In 1975 he made a series of albums for producer Prince Tony Robinson which were leased to Virgin Records in the UK, wherein the DJ revisited Reid's earlier hits in the then prevalent rockers style. He appeared at the London Lyceum in August 1976, backed by a band featuring Channel One stalwarts Sly Dunbar (bass) and Ansell Collins (organ). He operated his own sound system, Stur-Gav, featuring Ranking Joe and selector Jah Screw. When they left after the sound system was broken up during the turbulent 1980 Jamaican election, it was rebuilt with new DJs Charlie Chaplin and Josey Wales, and Inspector Willie as selector.

U-Roy continued to record sporadically throughout the '80s, recording Hustling, a single for Gussie Clarke, in 1984, and two excellent albums for DJs turned producers Tapper Zukie and Prince Jazzbo, in 1986 and 1987 respectively. In 1991 he played a successful ‘revival’ concert at the Hammersmith Palais, London.

U-Roy is the man who is responsible for putting the DJ on the map, both as recording artist in Jamaica and as a major indirect influence on the US rappers. As such his importance is immense


1987 photo-shoot of our HQ/Gift shop

We've kindly been sent a photoshoot of PCRL HQ and Gift shop in 1987 made by Bharat Patel. He can now be found at '575' type575.co.uk


Trevor Ranks

Trevor Ranks in one of our nicer studios that the DTI took away

Horace Andy, Ken Boothe, Sammy Levy, Stingray Crew (Trevor in red)

Trevor on-air 1992

*** Interview found here on Facebook made by DJ Paris Walker :- Link ***


RIP Mr William Randle

RIP - Old friend
Sadly we lost  a PCRL contributor Mr William Randle on the 4th, April, 2020. Bill started on the Station in the early 1990's as a guest on Mickey Nold's breakfast show.

It was soon apparent that Bill and his wife Dawn were live soul music fanatics, supporting Motown shows all around the UK and soon became personal friends with the late Edwin Starr who introduced them to many Motown related producers and performers when visiting the UK and on Bill & Dawn's holidays in the USA. I saw this as a great opportunity to have Bill interview them for my radio shows.

Over time we made over 30 artiste/producer specials together for PCRL He would take a reel to reel recorder a few microphones with him on his USA holiday and bring back priceless recordings with him.

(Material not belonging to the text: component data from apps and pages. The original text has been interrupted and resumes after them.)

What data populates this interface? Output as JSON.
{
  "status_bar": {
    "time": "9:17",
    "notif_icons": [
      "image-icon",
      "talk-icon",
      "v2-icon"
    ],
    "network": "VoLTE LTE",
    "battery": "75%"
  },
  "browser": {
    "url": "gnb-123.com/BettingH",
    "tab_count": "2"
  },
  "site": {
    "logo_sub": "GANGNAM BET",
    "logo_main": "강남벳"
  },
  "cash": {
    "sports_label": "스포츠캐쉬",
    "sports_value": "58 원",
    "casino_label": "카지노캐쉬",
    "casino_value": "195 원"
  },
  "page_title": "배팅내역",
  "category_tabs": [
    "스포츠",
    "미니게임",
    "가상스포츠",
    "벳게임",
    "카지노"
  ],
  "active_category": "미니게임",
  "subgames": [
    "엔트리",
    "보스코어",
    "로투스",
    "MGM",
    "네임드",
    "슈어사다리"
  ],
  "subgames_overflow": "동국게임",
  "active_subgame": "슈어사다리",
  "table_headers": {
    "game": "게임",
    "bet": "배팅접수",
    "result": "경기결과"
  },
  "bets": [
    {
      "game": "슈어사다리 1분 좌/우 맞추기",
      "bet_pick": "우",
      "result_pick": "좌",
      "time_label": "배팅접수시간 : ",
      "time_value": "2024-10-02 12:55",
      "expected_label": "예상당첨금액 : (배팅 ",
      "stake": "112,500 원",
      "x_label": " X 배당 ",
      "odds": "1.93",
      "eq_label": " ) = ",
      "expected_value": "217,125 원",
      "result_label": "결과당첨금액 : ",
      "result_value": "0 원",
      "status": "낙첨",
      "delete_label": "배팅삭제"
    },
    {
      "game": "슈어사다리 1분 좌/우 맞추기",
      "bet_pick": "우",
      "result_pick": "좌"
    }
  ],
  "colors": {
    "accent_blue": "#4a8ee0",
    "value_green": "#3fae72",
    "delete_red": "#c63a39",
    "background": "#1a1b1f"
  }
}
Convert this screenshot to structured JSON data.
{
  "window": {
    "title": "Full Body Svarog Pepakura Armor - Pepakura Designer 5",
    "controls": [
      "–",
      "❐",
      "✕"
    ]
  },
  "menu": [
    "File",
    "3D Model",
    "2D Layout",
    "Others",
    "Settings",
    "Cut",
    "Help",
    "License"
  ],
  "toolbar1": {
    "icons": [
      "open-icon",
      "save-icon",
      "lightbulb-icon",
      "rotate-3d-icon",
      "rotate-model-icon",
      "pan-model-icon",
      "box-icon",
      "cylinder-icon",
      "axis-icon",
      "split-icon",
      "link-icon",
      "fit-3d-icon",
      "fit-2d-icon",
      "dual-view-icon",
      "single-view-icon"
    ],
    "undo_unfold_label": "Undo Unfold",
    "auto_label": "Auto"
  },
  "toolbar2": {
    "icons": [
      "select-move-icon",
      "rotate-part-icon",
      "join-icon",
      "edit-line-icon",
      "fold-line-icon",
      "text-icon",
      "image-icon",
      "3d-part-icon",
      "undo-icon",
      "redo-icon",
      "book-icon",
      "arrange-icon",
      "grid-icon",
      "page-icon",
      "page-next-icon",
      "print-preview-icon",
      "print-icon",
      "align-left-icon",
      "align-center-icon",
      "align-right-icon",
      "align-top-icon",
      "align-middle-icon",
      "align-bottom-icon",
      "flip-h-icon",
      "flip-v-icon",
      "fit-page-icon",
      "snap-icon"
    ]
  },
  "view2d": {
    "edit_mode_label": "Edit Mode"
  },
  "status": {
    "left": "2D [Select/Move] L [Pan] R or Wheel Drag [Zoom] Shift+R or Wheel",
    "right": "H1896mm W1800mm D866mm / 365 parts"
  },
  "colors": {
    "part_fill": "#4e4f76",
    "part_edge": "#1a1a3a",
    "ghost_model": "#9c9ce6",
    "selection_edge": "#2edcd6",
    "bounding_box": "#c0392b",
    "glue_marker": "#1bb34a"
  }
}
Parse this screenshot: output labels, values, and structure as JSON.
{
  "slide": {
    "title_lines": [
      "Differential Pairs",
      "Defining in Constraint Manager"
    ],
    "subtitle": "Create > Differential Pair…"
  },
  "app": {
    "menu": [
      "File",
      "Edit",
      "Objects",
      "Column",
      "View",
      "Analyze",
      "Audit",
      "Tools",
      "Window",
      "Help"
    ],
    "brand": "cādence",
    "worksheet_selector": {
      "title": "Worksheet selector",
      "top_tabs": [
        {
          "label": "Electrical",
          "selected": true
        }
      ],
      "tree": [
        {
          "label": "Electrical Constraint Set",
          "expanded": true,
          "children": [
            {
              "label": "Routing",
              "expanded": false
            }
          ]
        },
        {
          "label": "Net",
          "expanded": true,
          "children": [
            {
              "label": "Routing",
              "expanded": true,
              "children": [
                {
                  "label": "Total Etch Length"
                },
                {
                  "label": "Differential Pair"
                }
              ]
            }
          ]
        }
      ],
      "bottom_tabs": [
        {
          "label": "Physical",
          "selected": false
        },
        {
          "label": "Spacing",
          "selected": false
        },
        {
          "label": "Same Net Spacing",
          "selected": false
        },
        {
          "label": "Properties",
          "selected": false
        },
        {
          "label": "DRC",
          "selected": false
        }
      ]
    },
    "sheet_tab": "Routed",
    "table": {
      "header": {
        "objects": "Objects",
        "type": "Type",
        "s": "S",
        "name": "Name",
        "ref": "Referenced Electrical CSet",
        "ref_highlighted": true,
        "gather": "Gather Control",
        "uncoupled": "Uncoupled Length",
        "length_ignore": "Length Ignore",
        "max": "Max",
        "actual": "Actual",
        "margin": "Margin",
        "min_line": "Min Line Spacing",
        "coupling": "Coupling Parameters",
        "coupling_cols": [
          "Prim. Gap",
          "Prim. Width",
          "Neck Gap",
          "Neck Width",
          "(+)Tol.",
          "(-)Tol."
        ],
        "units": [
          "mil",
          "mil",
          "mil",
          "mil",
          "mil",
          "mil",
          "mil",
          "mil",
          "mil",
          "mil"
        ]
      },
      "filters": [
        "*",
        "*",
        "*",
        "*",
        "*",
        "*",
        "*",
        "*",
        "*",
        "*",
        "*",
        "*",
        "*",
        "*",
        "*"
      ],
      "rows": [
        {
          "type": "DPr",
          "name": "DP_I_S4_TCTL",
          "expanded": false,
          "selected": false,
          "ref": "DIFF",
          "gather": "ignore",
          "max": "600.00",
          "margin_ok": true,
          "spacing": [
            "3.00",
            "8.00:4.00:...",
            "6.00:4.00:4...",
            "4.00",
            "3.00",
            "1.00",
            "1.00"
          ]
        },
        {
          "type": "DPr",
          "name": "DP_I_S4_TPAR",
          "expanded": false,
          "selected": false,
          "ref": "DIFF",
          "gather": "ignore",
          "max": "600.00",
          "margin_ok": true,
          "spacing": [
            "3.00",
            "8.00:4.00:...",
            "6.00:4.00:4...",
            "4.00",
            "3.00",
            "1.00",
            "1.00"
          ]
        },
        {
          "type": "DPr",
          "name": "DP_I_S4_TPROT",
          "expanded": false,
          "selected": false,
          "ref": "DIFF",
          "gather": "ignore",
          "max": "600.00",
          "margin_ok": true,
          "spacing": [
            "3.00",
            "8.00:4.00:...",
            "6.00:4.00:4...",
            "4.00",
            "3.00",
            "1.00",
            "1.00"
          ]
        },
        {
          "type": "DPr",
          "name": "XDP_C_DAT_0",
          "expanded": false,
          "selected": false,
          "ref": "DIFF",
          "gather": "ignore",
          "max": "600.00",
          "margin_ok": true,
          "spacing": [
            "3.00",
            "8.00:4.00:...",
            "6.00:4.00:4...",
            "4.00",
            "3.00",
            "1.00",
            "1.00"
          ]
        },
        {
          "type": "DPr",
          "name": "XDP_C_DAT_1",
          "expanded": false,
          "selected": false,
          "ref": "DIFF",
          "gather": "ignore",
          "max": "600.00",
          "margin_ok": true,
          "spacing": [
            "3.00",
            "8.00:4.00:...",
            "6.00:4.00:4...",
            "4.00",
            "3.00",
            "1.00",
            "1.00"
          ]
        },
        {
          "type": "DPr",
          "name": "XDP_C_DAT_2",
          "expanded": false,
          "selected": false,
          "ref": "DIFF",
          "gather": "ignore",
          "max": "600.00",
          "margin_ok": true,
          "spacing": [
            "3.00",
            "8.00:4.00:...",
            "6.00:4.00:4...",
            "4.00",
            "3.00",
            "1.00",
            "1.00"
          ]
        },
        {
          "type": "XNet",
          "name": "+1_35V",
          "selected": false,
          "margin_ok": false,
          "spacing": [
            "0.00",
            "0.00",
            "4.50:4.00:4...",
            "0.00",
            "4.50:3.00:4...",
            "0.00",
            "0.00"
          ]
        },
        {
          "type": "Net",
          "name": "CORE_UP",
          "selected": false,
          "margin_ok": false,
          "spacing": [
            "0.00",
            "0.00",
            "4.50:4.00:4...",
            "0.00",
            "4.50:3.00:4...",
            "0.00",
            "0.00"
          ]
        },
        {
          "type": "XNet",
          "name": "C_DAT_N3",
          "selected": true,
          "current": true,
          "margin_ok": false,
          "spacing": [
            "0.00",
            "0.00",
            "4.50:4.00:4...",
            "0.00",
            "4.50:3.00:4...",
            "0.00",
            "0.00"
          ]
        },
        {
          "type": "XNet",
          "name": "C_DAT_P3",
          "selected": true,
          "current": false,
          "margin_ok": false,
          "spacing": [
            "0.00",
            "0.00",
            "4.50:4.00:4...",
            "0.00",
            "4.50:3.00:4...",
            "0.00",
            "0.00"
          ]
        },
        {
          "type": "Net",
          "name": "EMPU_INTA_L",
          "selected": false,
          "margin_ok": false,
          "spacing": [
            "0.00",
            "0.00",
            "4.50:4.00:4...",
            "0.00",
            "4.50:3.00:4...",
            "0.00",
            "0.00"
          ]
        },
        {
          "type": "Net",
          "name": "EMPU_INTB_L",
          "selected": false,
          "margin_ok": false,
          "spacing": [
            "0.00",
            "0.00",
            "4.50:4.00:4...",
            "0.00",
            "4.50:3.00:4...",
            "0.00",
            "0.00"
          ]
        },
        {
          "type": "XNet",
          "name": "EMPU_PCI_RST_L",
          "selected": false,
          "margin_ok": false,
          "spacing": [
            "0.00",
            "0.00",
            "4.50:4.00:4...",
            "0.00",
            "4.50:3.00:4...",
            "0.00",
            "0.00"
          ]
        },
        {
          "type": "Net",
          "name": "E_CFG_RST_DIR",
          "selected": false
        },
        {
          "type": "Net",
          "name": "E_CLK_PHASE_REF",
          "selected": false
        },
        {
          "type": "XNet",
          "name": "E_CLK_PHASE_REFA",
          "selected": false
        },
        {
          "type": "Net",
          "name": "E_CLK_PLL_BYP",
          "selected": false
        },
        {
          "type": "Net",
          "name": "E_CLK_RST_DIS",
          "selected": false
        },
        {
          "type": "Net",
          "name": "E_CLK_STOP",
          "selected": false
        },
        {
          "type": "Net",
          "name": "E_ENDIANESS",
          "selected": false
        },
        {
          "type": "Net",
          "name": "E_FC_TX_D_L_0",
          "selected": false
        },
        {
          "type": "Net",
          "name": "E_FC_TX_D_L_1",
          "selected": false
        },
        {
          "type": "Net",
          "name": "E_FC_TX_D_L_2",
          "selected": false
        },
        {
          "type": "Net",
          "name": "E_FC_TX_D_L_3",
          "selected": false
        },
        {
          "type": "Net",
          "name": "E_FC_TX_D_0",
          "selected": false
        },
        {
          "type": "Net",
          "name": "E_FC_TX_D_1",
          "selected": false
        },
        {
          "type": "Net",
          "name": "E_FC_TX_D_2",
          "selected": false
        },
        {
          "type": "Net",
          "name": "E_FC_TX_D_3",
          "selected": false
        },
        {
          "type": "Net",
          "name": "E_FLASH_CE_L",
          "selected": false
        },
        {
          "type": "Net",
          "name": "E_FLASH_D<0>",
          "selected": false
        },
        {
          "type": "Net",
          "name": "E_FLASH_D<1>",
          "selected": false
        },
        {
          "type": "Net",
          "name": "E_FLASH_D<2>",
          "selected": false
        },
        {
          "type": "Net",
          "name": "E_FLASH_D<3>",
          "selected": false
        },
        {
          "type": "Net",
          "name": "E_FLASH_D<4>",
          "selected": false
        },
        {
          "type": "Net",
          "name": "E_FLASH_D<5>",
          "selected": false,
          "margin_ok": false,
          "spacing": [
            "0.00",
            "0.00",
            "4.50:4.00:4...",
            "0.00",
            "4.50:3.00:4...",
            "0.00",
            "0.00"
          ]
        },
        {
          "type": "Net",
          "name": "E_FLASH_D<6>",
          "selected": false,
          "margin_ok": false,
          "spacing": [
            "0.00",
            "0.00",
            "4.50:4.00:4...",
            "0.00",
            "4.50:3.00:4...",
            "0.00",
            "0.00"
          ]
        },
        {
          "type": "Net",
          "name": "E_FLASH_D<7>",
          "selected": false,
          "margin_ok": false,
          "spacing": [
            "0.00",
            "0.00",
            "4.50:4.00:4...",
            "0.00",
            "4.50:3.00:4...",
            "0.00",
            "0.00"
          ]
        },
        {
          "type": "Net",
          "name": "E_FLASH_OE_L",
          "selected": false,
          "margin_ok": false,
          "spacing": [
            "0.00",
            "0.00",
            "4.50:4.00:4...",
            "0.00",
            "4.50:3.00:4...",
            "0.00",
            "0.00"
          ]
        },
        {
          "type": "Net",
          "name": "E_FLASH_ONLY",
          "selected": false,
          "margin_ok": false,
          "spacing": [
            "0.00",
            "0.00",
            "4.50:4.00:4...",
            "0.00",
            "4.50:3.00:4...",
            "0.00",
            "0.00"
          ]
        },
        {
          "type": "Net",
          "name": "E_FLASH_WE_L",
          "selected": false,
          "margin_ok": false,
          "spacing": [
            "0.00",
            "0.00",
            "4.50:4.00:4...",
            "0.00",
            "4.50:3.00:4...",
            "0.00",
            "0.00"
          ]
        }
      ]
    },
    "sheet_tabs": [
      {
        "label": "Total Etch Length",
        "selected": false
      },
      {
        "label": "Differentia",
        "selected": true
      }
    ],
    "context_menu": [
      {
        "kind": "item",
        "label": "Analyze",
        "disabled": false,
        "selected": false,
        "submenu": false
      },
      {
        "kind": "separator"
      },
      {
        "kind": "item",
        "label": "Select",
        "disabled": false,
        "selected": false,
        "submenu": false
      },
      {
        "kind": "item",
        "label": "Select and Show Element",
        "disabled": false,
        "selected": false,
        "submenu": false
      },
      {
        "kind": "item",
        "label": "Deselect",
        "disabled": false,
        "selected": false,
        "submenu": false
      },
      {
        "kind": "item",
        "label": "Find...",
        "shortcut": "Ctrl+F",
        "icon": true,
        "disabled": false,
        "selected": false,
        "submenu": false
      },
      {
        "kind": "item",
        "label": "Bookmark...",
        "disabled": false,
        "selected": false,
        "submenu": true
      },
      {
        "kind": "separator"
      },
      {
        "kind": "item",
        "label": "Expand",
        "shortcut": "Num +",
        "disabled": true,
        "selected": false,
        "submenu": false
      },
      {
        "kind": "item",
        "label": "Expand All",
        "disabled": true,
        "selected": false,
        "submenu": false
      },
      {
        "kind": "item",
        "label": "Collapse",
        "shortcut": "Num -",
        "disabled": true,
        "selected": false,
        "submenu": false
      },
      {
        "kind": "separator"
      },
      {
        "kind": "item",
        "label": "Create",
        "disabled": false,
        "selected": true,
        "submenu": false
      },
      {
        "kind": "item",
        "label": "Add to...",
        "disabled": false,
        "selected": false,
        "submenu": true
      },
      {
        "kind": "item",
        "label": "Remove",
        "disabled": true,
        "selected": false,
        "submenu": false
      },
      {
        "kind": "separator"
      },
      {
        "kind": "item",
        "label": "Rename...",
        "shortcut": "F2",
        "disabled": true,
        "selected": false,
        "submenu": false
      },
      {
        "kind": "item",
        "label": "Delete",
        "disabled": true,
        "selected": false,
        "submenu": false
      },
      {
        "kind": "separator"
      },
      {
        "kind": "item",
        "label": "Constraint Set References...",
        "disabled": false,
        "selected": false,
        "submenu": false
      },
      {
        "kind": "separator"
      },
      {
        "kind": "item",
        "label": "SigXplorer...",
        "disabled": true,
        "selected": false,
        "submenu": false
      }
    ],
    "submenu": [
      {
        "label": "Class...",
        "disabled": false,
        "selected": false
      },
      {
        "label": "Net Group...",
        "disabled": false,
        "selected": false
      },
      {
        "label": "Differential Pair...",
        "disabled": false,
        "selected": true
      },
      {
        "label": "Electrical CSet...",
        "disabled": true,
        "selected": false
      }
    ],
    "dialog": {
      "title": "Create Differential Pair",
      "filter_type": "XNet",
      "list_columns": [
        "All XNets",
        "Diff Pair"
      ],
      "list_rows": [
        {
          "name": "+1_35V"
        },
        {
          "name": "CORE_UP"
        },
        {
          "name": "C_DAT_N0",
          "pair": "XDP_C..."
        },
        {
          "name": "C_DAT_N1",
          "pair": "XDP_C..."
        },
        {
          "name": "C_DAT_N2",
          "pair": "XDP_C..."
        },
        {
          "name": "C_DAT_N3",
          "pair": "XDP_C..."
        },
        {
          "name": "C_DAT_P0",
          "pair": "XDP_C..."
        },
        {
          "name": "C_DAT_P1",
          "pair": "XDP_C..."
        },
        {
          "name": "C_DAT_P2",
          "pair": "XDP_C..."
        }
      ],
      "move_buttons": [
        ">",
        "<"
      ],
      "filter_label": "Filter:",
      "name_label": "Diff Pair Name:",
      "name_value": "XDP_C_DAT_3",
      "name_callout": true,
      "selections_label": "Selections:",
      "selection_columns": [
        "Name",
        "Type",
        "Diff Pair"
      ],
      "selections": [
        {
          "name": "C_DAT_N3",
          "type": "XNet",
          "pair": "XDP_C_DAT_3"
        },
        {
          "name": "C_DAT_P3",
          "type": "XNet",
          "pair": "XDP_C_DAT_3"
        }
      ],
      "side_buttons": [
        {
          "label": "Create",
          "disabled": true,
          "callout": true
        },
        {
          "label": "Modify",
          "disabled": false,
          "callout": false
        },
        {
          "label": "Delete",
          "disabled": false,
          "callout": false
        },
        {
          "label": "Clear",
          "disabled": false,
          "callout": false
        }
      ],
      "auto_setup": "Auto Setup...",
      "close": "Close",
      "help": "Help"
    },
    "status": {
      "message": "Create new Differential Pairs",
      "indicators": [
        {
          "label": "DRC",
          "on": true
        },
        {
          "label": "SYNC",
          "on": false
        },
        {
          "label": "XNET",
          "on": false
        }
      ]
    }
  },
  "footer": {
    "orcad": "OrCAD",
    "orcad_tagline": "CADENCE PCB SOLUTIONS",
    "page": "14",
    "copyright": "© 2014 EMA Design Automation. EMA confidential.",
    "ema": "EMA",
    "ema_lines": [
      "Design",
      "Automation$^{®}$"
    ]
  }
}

These shows have been uploaded to the 'Bill Randle interviews page' on this site. After the Station closed down Bill moved his DJ'ing skills to Bridge FM in Stourbridge, later joined hands with Black Country Radio, here he did a Sunday night easy listening soul show that was syndicated on many other stations all over the World. He did the show their for around  7 years. Bill died from motor neuron disease that sadly effected his talking towards the end. We all will all miss he greatly - Mickey Nold
Sorry about the jitters (Windows 95 back then)